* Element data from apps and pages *
::::::

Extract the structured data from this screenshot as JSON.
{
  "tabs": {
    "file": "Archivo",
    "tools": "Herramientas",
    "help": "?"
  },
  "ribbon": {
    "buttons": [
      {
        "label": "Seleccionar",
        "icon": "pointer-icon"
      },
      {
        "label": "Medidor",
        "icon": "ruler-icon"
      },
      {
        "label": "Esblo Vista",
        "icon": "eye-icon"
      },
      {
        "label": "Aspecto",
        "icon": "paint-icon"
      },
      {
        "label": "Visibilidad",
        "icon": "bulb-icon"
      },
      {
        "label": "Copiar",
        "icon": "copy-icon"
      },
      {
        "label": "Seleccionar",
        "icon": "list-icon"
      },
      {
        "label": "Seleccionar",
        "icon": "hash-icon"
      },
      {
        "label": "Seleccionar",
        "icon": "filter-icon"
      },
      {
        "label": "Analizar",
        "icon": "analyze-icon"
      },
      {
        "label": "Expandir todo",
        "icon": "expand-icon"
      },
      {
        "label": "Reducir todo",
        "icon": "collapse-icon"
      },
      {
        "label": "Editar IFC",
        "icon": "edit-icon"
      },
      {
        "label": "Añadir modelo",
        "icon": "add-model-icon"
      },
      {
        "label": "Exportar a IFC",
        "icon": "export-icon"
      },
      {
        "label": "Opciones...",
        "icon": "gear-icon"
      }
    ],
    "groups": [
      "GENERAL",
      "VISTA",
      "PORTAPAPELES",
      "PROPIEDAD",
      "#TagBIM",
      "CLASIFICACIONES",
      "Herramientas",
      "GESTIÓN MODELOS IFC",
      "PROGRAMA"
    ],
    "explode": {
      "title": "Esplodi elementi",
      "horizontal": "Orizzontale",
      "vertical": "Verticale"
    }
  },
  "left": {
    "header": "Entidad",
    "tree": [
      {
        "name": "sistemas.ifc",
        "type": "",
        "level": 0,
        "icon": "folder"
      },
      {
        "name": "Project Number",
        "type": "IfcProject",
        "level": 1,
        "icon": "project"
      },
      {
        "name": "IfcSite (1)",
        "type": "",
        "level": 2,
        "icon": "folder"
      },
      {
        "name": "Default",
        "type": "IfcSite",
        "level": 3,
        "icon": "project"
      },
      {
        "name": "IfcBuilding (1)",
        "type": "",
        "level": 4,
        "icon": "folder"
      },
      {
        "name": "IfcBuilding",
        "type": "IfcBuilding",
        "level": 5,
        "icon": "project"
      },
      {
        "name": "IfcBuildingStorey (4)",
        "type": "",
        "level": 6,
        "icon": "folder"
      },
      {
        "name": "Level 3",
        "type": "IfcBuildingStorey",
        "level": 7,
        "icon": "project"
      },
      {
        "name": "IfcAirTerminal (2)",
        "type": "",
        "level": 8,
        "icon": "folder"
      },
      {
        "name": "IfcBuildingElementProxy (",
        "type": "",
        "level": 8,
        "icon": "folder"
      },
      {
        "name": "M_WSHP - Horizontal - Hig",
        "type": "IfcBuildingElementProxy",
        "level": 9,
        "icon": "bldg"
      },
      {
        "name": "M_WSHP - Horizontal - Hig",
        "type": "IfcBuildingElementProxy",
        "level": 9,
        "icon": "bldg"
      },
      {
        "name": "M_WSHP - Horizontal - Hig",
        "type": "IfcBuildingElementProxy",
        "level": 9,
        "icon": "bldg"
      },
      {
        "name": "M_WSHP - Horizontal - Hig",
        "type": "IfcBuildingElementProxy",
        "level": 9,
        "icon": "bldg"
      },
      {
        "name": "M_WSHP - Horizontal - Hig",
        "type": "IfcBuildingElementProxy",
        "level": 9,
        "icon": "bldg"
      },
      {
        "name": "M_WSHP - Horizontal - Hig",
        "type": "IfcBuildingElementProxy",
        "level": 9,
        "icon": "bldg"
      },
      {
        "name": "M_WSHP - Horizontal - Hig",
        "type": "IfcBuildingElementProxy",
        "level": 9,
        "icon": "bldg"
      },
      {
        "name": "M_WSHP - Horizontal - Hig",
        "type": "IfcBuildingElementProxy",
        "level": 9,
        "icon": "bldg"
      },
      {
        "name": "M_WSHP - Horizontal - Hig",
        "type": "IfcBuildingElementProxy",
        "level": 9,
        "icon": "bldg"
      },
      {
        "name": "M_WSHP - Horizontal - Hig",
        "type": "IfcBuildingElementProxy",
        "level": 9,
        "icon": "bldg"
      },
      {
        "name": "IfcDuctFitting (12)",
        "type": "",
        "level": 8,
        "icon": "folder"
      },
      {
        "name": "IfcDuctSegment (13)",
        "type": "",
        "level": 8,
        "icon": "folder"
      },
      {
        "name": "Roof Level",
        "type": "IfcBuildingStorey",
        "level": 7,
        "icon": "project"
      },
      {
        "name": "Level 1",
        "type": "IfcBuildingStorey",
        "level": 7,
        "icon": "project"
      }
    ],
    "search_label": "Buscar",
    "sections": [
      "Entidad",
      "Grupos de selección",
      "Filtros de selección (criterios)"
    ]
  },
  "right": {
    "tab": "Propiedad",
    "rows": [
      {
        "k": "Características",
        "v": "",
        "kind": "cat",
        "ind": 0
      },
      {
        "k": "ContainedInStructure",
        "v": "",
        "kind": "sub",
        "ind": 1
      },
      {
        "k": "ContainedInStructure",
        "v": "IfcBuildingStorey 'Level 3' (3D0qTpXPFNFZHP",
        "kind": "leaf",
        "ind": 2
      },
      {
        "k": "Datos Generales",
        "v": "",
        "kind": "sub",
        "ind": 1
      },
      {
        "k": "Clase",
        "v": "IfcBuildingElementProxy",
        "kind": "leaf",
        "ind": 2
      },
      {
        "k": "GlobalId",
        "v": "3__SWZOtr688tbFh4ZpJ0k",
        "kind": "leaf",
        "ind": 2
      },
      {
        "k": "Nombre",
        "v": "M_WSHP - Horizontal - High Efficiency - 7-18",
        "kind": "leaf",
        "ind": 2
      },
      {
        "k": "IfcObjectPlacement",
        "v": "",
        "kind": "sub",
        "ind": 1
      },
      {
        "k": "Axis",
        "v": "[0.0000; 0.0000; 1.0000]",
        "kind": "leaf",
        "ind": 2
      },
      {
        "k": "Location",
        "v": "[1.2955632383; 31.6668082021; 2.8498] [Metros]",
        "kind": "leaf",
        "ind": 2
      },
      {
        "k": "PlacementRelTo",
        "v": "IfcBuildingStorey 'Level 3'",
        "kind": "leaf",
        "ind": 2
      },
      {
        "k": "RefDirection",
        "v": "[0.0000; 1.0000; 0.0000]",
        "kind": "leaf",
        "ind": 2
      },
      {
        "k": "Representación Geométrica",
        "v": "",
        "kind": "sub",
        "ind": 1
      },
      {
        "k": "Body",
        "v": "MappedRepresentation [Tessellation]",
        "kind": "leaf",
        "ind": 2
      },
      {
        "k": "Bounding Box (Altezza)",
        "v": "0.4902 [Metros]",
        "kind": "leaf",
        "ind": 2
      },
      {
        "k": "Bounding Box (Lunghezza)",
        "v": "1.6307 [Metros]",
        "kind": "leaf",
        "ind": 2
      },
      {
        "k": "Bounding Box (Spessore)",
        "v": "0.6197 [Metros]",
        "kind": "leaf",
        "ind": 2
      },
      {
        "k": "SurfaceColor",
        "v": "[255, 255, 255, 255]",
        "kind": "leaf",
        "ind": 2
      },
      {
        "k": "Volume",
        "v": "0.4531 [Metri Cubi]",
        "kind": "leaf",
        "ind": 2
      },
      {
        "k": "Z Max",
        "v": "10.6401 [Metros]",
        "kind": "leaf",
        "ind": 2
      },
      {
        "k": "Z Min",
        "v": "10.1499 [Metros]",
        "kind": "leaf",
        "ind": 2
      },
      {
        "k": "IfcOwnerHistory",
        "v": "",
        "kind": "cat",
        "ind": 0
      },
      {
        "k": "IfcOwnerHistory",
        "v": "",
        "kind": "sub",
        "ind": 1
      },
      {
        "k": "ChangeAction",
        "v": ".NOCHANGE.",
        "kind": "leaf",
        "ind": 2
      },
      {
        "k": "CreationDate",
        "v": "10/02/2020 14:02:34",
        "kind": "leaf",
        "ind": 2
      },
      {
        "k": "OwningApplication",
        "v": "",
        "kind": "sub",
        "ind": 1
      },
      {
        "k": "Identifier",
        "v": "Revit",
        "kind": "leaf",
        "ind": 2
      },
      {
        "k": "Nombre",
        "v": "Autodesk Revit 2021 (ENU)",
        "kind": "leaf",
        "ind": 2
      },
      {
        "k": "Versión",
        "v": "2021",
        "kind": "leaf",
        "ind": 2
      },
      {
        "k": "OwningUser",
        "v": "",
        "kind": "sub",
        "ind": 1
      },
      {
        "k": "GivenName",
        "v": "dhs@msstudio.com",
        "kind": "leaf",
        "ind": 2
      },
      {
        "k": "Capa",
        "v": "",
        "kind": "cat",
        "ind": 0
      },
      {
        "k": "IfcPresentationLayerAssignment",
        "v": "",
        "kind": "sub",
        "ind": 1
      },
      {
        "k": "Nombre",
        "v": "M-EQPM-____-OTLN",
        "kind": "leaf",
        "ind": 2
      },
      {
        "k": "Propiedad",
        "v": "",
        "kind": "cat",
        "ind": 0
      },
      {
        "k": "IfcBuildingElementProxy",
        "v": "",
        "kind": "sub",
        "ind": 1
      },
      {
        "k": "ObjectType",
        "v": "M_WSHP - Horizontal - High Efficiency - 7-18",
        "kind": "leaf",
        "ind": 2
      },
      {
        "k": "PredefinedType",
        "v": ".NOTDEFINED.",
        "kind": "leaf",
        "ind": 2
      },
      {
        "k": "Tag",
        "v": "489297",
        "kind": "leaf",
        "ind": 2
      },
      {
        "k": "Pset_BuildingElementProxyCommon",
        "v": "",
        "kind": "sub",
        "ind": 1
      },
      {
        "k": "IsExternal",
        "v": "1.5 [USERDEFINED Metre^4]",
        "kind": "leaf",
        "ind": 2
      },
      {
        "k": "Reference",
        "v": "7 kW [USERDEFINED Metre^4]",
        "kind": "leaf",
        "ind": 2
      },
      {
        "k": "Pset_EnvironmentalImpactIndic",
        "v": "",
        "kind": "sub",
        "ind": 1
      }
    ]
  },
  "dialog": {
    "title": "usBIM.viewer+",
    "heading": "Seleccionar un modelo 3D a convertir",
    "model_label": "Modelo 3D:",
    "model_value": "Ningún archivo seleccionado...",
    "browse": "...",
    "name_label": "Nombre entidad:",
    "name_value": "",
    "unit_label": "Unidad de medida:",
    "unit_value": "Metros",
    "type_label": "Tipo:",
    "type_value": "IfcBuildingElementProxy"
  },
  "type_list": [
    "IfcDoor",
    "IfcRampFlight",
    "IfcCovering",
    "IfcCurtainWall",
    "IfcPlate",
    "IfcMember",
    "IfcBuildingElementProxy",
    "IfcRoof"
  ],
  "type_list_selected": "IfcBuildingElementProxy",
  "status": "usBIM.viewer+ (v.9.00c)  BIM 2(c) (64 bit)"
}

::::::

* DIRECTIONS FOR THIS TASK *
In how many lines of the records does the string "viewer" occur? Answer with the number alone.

* EXERCISE OUTPUT *
2